Budget passenger carrier AirAsia Thursday said its proposal for setting up a new airline has received no objection certificate (NOC) from the civil aviation ministry. "I am thrilled to announce that AirAsia India has received NOC approval from the government of India. Very exciting and hugely profitable. I want to praise th government of India for quickest approval ever in granting NOC for Airasia India," Tony Fernandes, AirAsia's Indian-origin founder and chief executive, wrote on the micro-blogging site Twitter.
"This is the fastest an NOC has been granted, and with this we will focus on obtaining the air operating permit," said Mittu Chandilya, chief executive, AirAsia India."We will continue with our preparations and get ourselves ready for take-off once the air operating permit is acquired.”

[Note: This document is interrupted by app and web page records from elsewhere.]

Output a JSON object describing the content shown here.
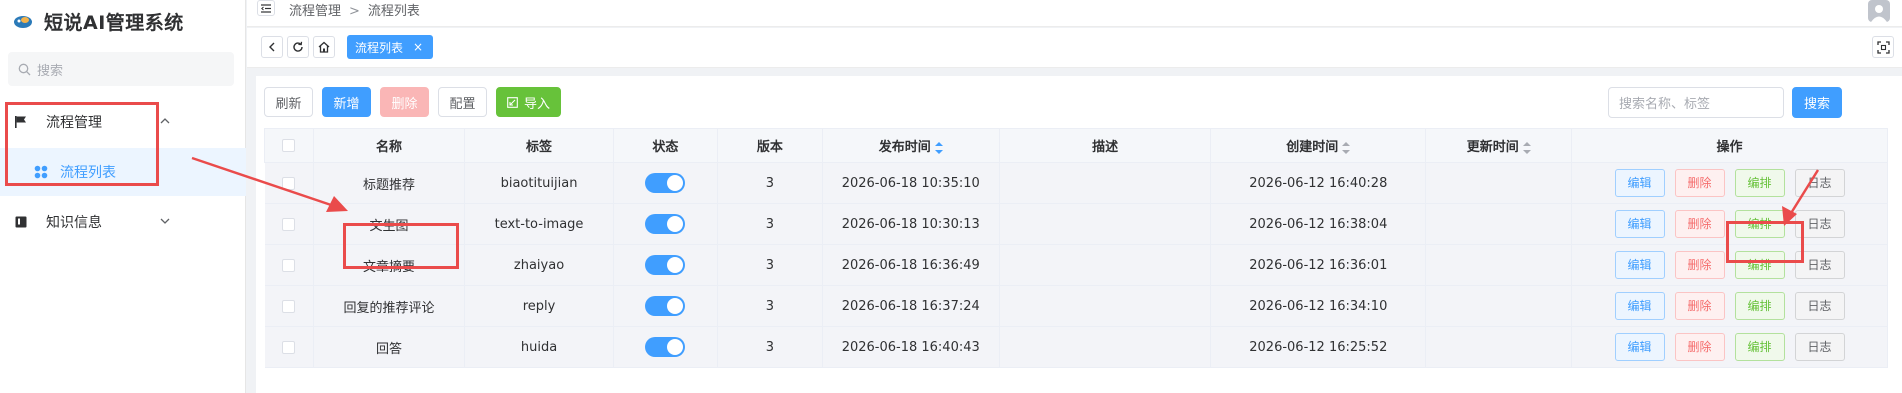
{
  "app": {
    "title": "短说AI管理系统",
    "accent_color": "#409eff"
  },
  "sidebar": {
    "search_placeholder": "搜索",
    "menu": [
      {
        "label": "流程管理",
        "icon": "flag-icon",
        "expanded": true,
        "children": [
          {
            "label": "流程列表",
            "icon": "apps-icon",
            "active": true
          }
        ]
      },
      {
        "label": "知识信息",
        "icon": "book-icon",
        "expanded": false
      }
    ]
  },
  "header": {
    "breadcrumb": [
      "流程管理",
      "流程列表"
    ]
  },
  "tabs": {
    "active": {
      "label": "流程列表",
      "close": "×"
    }
  },
  "toolbar": {
    "refresh": "刷新",
    "add": "新增",
    "delete": "删除",
    "config": "配置",
    "import": "导入",
    "search_placeholder": "搜索名称、标签",
    "search": "搜索"
  },
  "table": {
    "columns": [
      "名称",
      "标签",
      "状态",
      "版本",
      "发布时间",
      "描述",
      "创建时间",
      "更新时间",
      "操作"
    ],
    "rows": [
      {
        "name": "标题推荐",
        "tag": "biaotituijian",
        "enabled": true,
        "version": "3",
        "published": "2026-06-18 10:35:10",
        "desc": "",
        "created": "2026-06-12 16:40:28",
        "updated": ""
      },
      {
        "name": "文生图",
        "tag": "text-to-image",
        "enabled": true,
        "version": "3",
        "published": "2026-06-18 10:30:13",
        "desc": "",
        "created": "2026-06-12 16:38:04",
        "updated": ""
      },
      {
        "name": "文章摘要",
        "tag": "zhaiyao",
        "enabled": true,
        "version": "3",
        "published": "2026-06-18 16:36:49",
        "desc": "",
        "created": "2026-06-12 16:36:01",
        "updated": ""
      },
      {
        "name": "回复的推荐评论",
        "tag": "reply",
        "enabled": true,
        "version": "3",
        "published": "2026-06-18 16:37:24",
        "desc": "",
        "created": "2026-06-12 16:34:10",
        "updated": ""
      },
      {
        "name": "回答",
        "tag": "huida",
        "enabled": true,
        "version": "3",
        "published": "2026-06-18 16:40:43",
        "desc": "",
        "created": "2026-06-12 16:25:52",
        "updated": ""
      }
    ],
    "actions": {
      "edit": "编辑",
      "delete": "删除",
      "arrange": "编排",
      "log": "日志"
    }
  }
}
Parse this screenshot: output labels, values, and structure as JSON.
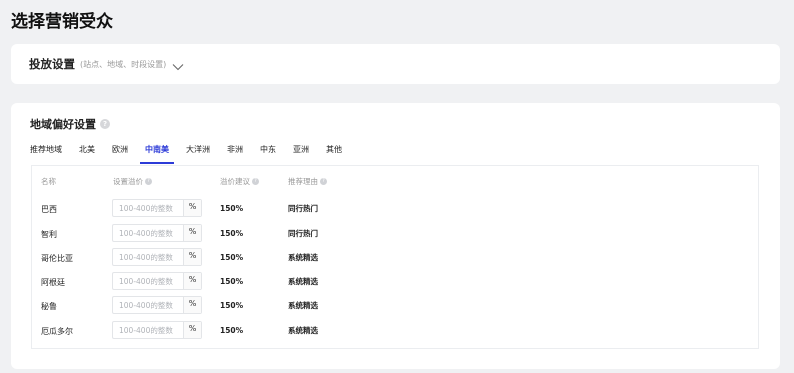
{
  "page": {
    "title": "选择营销受众"
  },
  "delivery": {
    "title": "投放设置",
    "subtitle": "(站点、地域、时段设置)",
    "toggle_icon": "chevron-down-icon"
  },
  "preference": {
    "title": "地域偏好设置",
    "help_icon": "question-circle-icon",
    "tabs": [
      {
        "label": "推荐地域",
        "active": false
      },
      {
        "label": "北美",
        "active": false
      },
      {
        "label": "欧洲",
        "active": false
      },
      {
        "label": "中南美",
        "active": true
      },
      {
        "label": "大洋洲",
        "active": false
      },
      {
        "label": "非洲",
        "active": false
      },
      {
        "label": "中东",
        "active": false
      },
      {
        "label": "亚洲",
        "active": false
      },
      {
        "label": "其他",
        "active": false
      }
    ],
    "columns": {
      "name": "名称",
      "price": "设置溢价",
      "suggestion": "溢价建议",
      "reason": "推荐理由"
    },
    "rows": [
      {
        "name": "巴西",
        "placeholder": "100-400的整数",
        "unit": "%",
        "suggestion": "150%",
        "reason": "同行热门"
      },
      {
        "name": "智利",
        "placeholder": "100-400的整数",
        "unit": "%",
        "suggestion": "150%",
        "reason": "同行热门"
      },
      {
        "name": "哥伦比亚",
        "placeholder": "100-400的整数",
        "unit": "%",
        "suggestion": "150%",
        "reason": "系统精选"
      },
      {
        "name": "阿根廷",
        "placeholder": "100-400的整数",
        "unit": "%",
        "suggestion": "150%",
        "reason": "系统精选"
      },
      {
        "name": "秘鲁",
        "placeholder": "100-400的整数",
        "unit": "%",
        "suggestion": "150%",
        "reason": "系统精选"
      },
      {
        "name": "厄瓜多尔",
        "placeholder": "100-400的整数",
        "unit": "%",
        "suggestion": "150%",
        "reason": "系统精选"
      }
    ]
  },
  "colors": {
    "accent": "#2d3bd8",
    "background": "#f0f1f3",
    "card": "#ffffff"
  }
}
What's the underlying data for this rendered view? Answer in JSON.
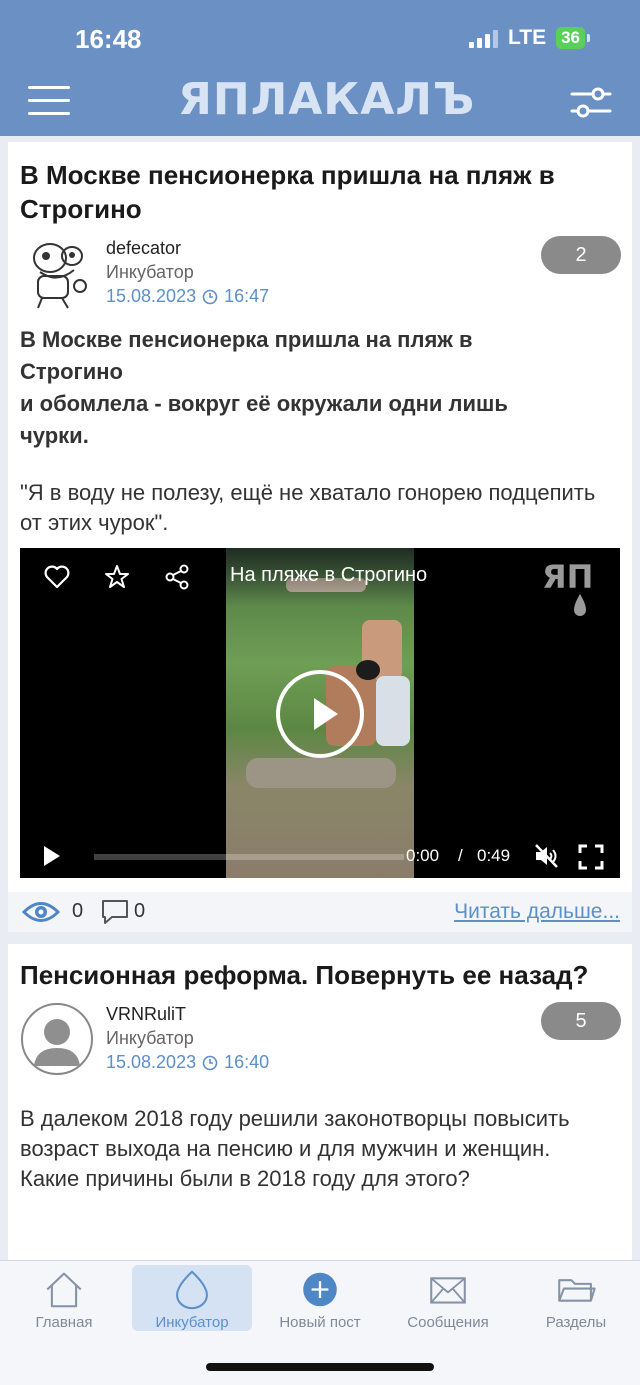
{
  "status_bar": {
    "time": "16:48",
    "network": "LTE",
    "battery": "36"
  },
  "header": {
    "logo": "ЯПЛАКАЛЪ"
  },
  "posts": [
    {
      "title": "В Москве пенсионерка пришла на пляж в Строгино",
      "author": "defecator",
      "section": "Инкубатор",
      "date": "15.08.2023",
      "time": "16:47",
      "rating": "2",
      "body_bold": "В Москве пенсионерка пришла на пляж в Строгино\nи обомлела - вокруг её окружали одни лишь чурки.",
      "body_quote": "\"Я в воду не полезу, ещё не хватало гонорею подцепить от этих чурок\".",
      "video": {
        "title": "На пляже в Строгино",
        "current_time": "0:00",
        "separator": "/",
        "duration": "0:49",
        "watermark": "ЯП"
      },
      "views": "0",
      "comments": "0",
      "read_more": "Читать дальше..."
    },
    {
      "title": "Пенсионная реформа. Повернуть ее назад?",
      "author": "VRNRuliT",
      "section": "Инкубатор",
      "date": "15.08.2023",
      "time": "16:40",
      "rating": "5",
      "body": "В далеком 2018 году решили законотворцы повысить возраст выхода на пенсию и для мужчин и женщин.\nКакие причины были в 2018 году для этого?"
    }
  ],
  "tabbar": {
    "tabs": [
      {
        "label": "Главная",
        "icon": "home-icon",
        "active": false
      },
      {
        "label": "Инкубатор",
        "icon": "egg-icon",
        "active": true
      },
      {
        "label": "Новый пост",
        "icon": "plus-circle-icon",
        "active": false
      },
      {
        "label": "Сообщения",
        "icon": "envelope-icon",
        "active": false
      },
      {
        "label": "Разделы",
        "icon": "folder-icon",
        "active": false
      }
    ]
  },
  "colors": {
    "header": "#6a90c4",
    "accent": "#5d8fc9",
    "badge": "#8a8a8a",
    "battery": "#5ad05a"
  }
}
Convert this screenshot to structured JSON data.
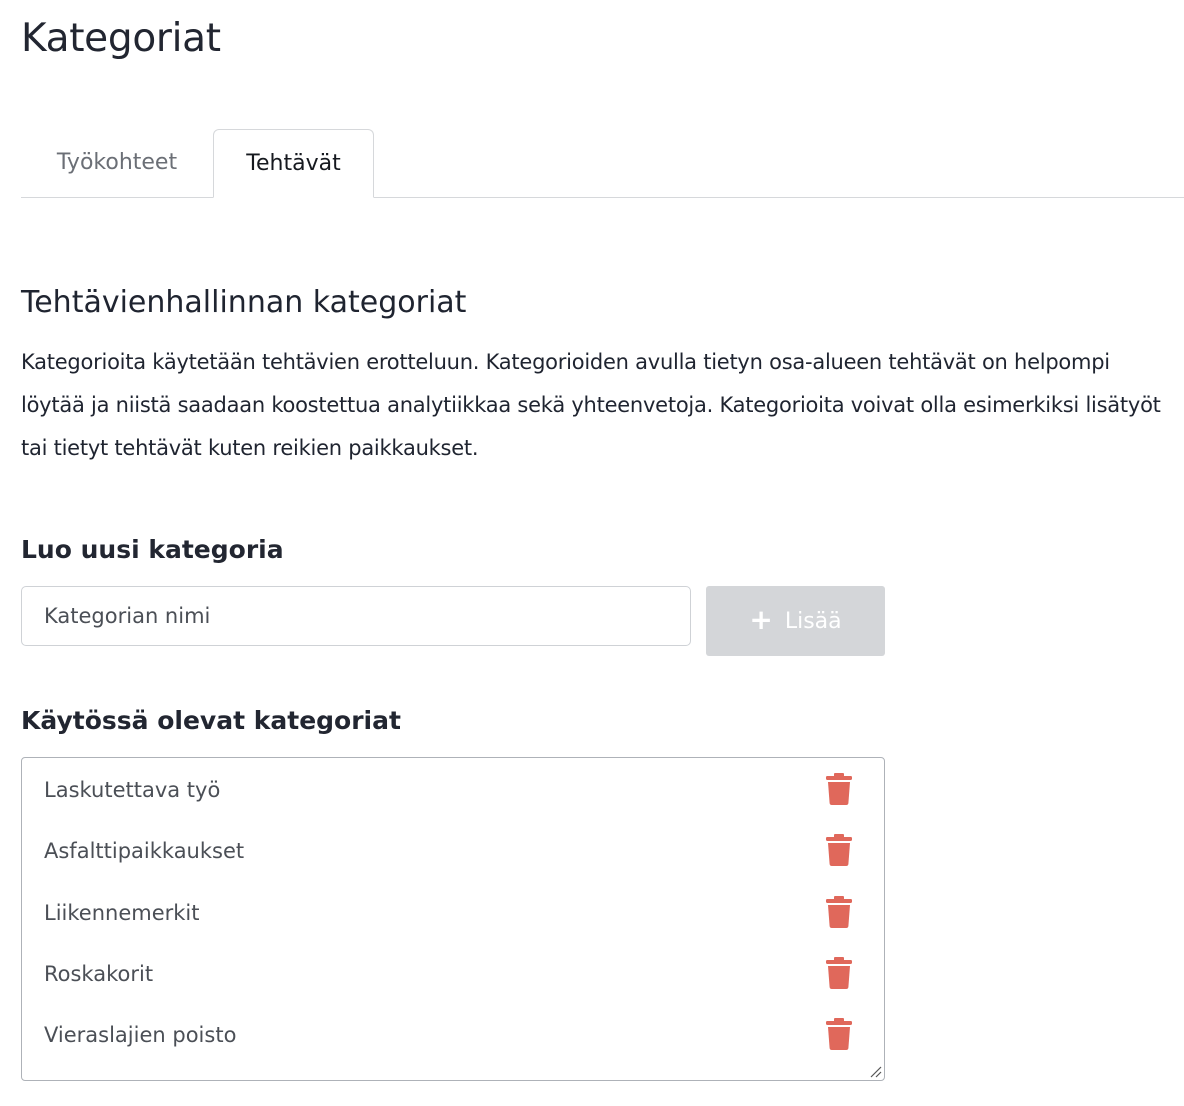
{
  "page": {
    "title": "Kategoriat"
  },
  "tabs": [
    {
      "label": "Työkohteet",
      "active": false
    },
    {
      "label": "Tehtävät",
      "active": true
    }
  ],
  "section": {
    "title": "Tehtävienhallinnan kategoriat",
    "description": "Kategorioita käytetään tehtävien erotteluun. Kategorioiden avulla tietyn osa-alueen tehtävät on helpompi löytää ja niistä saadaan koostettua analytiikkaa sekä yhteenvetoja. Kategorioita voivat olla esimerkiksi lisätyöt tai tietyt tehtävät kuten reikien paikkaukset."
  },
  "create": {
    "heading": "Luo uusi kategoria",
    "input_placeholder": "Kategorian nimi",
    "input_value": "",
    "add_button_label": "Lisää",
    "add_button_icon": "plus-icon",
    "add_button_disabled": true
  },
  "existing": {
    "heading": "Käytössä olevat kategoriat",
    "categories": [
      {
        "label": "Laskutettava työ",
        "delete_icon": "trash-icon"
      },
      {
        "label": "Asfalttipaikkaukset",
        "delete_icon": "trash-icon"
      },
      {
        "label": "Liikennemerkit",
        "delete_icon": "trash-icon"
      },
      {
        "label": "Roskakorit",
        "delete_icon": "trash-icon"
      },
      {
        "label": "Vieraslajien poisto",
        "delete_icon": "trash-icon"
      }
    ]
  },
  "colors": {
    "delete_icon": "#e0685b",
    "disabled_button": "#d4d6d9",
    "text": "#1f2430",
    "muted_text": "#4b4f56",
    "border": "#d6d8db"
  }
}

The air operating permit has to be obtained from the Directorate General of Civil Aviation (DGCA) and is necessary to start the airline's operations.
The NOC from the ministry would enable the proposed airline to import the three aircraft it has in its fleet to its operational base of Chennai. The airline in its application proposed to start operations with a few aircraft and eventually operate around 37 in the next five years. Last month, the proposed airline obtained security clearance from the home ministry.
The low-cost carrier (LCC) has said it will operate from Chennai and focus on providing connectivity to tier-II and -III (smaller) cities.
In its proposal which got the nod from the Foreign Investment Promotion Board (FIPB) in April, AirAsia said it intended to hold 49% stake in the joint venture (JV). Tata Sons will hold a 30% stake in the JV and Arun Bhatia-promoted Telestra Tradeplace 21%. The initial investment approved for the airline stands at Rs.80.98 crore.
The FIPB approval allowed the proposed budget passenger carrier to initiate the process for rolling out the seventh scheduled domestic carrier in the Indian skies, after receiving regulatory clearance from the civil aviation ministry.
Currently, there are six scheduled domestic airlines in the country -- Air India, Jet Airways, Jet Lite, SpiceJet, IndiGo and GoAir. The operating licence of Kingfisher Airlines was suspended last year.
The approval came after a change in the foreign capital investment rules in the Indian domestic aviation sector initiated by the government last year by allowing foreign airlines to invest up to 49% in private domestic carriers.
The proposed AirAsia India would have a fleet of just three Airbus A320 aircraft and a staff of over 200 to start the operations.